• [Task]:
Top to bottom, give the entries again exactly as written.

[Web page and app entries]
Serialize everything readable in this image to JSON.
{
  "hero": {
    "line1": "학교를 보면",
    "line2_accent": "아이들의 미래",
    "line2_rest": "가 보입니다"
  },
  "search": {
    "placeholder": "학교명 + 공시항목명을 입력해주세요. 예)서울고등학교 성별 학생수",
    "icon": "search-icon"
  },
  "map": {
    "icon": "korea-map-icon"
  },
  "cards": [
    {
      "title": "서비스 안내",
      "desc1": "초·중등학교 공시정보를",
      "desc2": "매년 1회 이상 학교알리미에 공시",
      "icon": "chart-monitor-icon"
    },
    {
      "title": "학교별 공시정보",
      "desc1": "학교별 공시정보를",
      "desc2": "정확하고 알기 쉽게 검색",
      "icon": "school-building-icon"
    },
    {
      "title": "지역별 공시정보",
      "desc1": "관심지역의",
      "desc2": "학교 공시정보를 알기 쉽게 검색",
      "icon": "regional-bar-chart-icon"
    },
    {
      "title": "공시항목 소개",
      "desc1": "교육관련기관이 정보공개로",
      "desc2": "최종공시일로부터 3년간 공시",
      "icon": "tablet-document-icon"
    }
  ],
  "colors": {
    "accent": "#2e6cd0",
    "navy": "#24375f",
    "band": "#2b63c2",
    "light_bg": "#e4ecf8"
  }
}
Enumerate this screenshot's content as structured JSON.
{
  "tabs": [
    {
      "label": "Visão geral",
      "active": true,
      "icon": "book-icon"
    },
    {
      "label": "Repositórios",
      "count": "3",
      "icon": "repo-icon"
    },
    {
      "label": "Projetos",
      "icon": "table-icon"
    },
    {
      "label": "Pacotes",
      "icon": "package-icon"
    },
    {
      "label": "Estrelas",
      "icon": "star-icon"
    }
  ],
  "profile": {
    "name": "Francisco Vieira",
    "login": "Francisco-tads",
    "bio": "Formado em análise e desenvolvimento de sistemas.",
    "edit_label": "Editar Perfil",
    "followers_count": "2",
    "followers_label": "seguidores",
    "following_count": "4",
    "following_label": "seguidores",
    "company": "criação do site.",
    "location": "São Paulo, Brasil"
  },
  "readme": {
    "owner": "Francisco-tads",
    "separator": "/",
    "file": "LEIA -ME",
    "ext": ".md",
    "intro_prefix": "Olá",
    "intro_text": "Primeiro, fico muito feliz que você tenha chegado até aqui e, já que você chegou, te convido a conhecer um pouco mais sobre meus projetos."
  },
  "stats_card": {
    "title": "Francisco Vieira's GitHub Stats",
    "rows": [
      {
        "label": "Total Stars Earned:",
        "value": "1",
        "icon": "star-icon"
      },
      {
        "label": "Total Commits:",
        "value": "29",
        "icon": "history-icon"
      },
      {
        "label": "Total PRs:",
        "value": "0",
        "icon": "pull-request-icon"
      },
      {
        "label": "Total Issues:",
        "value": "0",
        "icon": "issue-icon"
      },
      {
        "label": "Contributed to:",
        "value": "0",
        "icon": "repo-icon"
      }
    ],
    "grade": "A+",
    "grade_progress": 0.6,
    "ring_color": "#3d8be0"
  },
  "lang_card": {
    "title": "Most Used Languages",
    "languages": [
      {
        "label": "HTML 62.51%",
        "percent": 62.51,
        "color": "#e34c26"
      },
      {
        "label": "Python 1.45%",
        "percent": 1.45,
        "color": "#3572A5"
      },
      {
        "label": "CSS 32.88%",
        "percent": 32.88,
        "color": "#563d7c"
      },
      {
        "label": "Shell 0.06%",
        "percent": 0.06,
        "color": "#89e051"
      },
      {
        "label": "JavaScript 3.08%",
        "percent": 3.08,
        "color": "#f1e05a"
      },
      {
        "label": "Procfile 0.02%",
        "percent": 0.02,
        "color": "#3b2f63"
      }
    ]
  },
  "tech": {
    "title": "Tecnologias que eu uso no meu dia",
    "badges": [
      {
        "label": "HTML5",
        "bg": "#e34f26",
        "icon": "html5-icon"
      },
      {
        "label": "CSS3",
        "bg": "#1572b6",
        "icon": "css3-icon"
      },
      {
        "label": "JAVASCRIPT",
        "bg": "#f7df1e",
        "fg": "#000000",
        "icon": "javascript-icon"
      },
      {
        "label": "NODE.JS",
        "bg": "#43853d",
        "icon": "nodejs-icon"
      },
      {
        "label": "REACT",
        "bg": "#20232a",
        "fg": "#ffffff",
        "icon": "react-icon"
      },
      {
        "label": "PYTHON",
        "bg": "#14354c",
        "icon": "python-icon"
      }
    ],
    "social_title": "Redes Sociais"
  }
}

• [The completed task]:
Serialize everything readable in this image to JSON.
{
  "hero": {
    "line1": "학교를 보면",
    "line2_accent": "아이들의 미래",
    "line2_rest": "가 보입니다"
  },
  "search": {
    "placeholder": "학교명 + 공시항목명을 입력해주세요. 예)서울고등학교 성별 학생수",
    "icon": "search-icon"
  },
  "map": {
    "icon": "korea-map-icon"
  },
  "cards": [
    {
      "title": "서비스 안내",
      "desc1": "초·중등학교 공시정보를",
      "desc2": "매년 1회 이상 학교알리미에 공시",
      "icon": "chart-monitor-icon"
    },
    {
      "title": "학교별 공시정보",
      "desc1": "학교별 공시정보를",
      "desc2": "정확하고 알기 쉽게 검색",
      "icon": "school-building-icon"
    },
    {
      "title": "지역별 공시정보",
      "desc1": "관심지역의",
      "desc2": "학교 공시정보를 알기 쉽게 검색",
      "icon": "regional-bar-chart-icon"
    },
    {
      "title": "공시항목 소개",
      "desc1": "교육관련기관이 정보공개로",
      "desc2": "최종공시일로부터 3년간 공시",
      "icon": "tablet-document-icon"
    }
  ],
  "colors": {
    "accent": "#2e6cd0",
    "navy": "#24375f",
    "band": "#2b63c2",
    "light_bg": "#e4ecf8"
  }
}
Enumerate this screenshot's content as structured JSON.
{
  "tabs": [
    {
      "label": "Visão geral",
      "active": true,
      "icon": "book-icon"
    },
    {
      "label": "Repositórios",
      "count": "3",
      "icon": "repo-icon"
    },
    {
      "label": "Projetos",
      "icon": "table-icon"
    },
    {
      "label": "Pacotes",
      "icon": "package-icon"
    },
    {
      "label": "Estrelas",
      "icon": "star-icon"
    }
  ],
  "profile": {
    "name": "Francisco Vieira",
    "login": "Francisco-tads",
    "bio": "Formado em análise e desenvolvimento de sistemas.",
    "edit_label": "Editar Perfil",
    "followers_count": "2",
    "followers_label": "seguidores",
    "following_count": "4",
    "following_label": "seguidores",
    "company": "criação do site.",
    "location": "São Paulo, Brasil"
  },
  "readme": {
    "owner": "Francisco-tads",
    "separator": "/",
    "file": "LEIA -ME",
    "ext": ".md",
    "intro_prefix": "Olá",
    "intro_text": "Primeiro, fico muito feliz que você tenha chegado até aqui e, já que você chegou, te convido a conhecer um pouco mais sobre meus projetos."
  },
  "stats_card": {
    "title": "Francisco Vieira's GitHub Stats",
    "rows": [
      {
        "label": "Total Stars Earned:",
        "value": "1",
        "icon": "star-icon"
      },
      {
        "label": "Total Commits:",
        "value": "29",
        "icon": "history-icon"
      },
      {
        "label": "Total PRs:",
        "value": "0",
        "icon": "pull-request-icon"
      },
      {
        "label": "Total Issues:",
        "value": "0",
        "icon": "issue-icon"
      },
      {
        "label": "Contributed to:",
        "value": "0",
        "icon": "repo-icon"
      }
    ],
    "grade": "A+",
    "grade_progress": 0.6,
    "ring_color": "#3d8be0"
  },
  "lang_card": {
    "title": "Most Used Languages",
    "languages": [
      {
        "label": "HTML 62.51%",
        "percent": 62.51,
        "color": "#e34c26"
      },
      {
        "label": "Python 1.45%",
        "percent": 1.45,
        "color": "#3572A5"
      },
      {
        "label": "CSS 32.88%",
        "percent": 32.88,
        "color": "#563d7c"
      },
      {
        "label": "Shell 0.06%",
        "percent": 0.06,
        "color": "#89e051"
      },
      {
        "label": "JavaScript 3.08%",
        "percent": 3.08,
        "color": "#f1e05a"
      },
      {
        "label": "Procfile 0.02%",
        "percent": 0.02,
        "color": "#3b2f63"
      }
    ]
  },
  "tech": {
    "title": "Tecnologias que eu uso no meu dia",
    "badges": [
      {
        "label": "HTML5",
        "bg": "#e34f26",
        "icon": "html5-icon"
      },
      {
        "label": "CSS3",
        "bg": "#1572b6",
        "icon": "css3-icon"
      },
      {
        "label": "JAVASCRIPT",
        "bg": "#f7df1e",
        "fg": "#000000",
        "icon": "javascript-icon"
      },
      {
        "label": "NODE.JS",
        "bg": "#43853d",
        "icon": "nodejs-icon"
      },
      {
        "label": "REACT",
        "bg": "#20232a",
        "fg": "#ffffff",
        "icon": "react-icon"
      },
      {
        "label": "PYTHON",
        "bg": "#14354c",
        "icon": "python-icon"
      }
    ],
    "social_title": "Redes Sociais"
  }
}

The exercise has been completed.